**Task details**
Return the lines below that contain the word "items".

···

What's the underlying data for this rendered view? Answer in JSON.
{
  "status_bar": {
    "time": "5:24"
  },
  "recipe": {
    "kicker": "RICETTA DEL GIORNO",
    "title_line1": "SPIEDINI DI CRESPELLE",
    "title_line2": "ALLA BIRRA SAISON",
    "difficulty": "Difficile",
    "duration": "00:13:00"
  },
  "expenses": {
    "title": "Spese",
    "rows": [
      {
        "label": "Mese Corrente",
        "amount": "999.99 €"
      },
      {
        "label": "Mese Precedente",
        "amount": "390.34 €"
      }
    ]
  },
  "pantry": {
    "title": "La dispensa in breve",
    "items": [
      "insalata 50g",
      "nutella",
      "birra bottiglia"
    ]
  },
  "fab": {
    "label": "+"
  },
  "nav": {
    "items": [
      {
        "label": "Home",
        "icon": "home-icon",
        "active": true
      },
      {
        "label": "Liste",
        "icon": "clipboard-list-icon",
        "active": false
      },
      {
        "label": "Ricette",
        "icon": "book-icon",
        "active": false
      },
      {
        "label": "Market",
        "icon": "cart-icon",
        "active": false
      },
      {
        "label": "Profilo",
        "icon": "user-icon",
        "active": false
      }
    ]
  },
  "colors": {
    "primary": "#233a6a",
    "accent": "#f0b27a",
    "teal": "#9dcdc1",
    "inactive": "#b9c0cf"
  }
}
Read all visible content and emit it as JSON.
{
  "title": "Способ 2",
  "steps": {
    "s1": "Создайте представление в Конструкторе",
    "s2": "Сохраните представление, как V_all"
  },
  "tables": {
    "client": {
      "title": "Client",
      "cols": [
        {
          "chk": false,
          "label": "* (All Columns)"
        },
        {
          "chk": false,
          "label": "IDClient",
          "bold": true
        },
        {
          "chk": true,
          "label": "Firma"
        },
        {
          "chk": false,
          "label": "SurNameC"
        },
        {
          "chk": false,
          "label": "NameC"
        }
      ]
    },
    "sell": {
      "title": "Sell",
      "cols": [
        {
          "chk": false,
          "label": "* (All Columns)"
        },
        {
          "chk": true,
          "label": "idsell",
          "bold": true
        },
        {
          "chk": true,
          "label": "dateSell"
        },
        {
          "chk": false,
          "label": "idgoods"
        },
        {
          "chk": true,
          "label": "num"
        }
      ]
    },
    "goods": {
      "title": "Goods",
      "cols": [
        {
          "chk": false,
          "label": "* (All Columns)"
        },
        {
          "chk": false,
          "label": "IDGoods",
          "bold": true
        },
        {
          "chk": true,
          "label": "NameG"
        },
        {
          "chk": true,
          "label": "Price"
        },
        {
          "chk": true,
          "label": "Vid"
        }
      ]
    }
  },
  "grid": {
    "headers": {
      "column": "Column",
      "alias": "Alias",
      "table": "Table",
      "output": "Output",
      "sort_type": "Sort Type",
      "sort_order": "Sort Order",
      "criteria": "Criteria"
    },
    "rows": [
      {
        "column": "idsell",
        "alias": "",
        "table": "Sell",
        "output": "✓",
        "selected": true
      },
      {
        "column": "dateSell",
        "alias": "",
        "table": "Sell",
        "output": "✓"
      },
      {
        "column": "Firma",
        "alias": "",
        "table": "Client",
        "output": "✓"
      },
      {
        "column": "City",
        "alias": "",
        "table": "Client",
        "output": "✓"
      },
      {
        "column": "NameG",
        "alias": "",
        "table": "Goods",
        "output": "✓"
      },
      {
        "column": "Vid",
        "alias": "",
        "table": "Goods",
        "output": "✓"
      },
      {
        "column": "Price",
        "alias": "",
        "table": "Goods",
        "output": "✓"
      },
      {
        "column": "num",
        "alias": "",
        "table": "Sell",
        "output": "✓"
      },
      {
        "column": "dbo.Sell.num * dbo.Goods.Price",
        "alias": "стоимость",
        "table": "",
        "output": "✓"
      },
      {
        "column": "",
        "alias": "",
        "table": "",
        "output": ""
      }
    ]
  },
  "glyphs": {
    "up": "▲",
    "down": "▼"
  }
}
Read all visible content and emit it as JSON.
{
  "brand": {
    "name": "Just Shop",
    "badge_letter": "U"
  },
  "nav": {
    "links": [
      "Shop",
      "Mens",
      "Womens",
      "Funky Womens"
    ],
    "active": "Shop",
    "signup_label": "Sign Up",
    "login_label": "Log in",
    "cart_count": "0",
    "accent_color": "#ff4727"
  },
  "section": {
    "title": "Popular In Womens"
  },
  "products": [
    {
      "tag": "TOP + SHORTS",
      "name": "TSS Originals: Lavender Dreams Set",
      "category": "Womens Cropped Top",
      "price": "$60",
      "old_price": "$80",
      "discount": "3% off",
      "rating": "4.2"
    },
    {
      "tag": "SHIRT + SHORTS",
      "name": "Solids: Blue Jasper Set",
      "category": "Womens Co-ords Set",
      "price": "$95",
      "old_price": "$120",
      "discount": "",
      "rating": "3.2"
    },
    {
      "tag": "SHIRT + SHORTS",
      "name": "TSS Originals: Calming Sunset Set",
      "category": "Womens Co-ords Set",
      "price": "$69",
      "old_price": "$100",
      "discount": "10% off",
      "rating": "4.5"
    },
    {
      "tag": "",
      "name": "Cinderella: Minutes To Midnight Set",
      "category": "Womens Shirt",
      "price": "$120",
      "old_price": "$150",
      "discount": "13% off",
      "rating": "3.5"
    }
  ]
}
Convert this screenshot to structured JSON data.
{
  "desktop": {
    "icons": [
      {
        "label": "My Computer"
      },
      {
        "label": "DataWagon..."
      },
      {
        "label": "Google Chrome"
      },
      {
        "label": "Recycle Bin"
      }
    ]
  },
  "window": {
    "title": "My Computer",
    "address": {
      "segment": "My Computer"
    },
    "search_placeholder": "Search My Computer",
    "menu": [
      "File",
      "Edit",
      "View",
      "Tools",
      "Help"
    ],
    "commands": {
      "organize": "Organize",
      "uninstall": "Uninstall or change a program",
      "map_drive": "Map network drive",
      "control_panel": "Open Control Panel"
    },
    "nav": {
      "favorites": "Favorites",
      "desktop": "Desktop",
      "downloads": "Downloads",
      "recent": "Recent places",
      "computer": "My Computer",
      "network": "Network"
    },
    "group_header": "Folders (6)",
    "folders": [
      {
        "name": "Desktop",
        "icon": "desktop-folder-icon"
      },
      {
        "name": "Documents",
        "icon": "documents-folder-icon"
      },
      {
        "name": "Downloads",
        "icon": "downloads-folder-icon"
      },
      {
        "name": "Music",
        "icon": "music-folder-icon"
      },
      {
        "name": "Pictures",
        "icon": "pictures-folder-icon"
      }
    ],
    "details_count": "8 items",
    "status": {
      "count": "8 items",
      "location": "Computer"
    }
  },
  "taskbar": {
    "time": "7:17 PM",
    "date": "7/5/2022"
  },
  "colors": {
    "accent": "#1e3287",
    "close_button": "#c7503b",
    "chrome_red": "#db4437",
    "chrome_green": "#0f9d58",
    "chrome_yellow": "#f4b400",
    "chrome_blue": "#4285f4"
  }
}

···

**Exercise answer**
    "items": [
    "items": [
    "details_count": "8 items",
      "count": "8 items",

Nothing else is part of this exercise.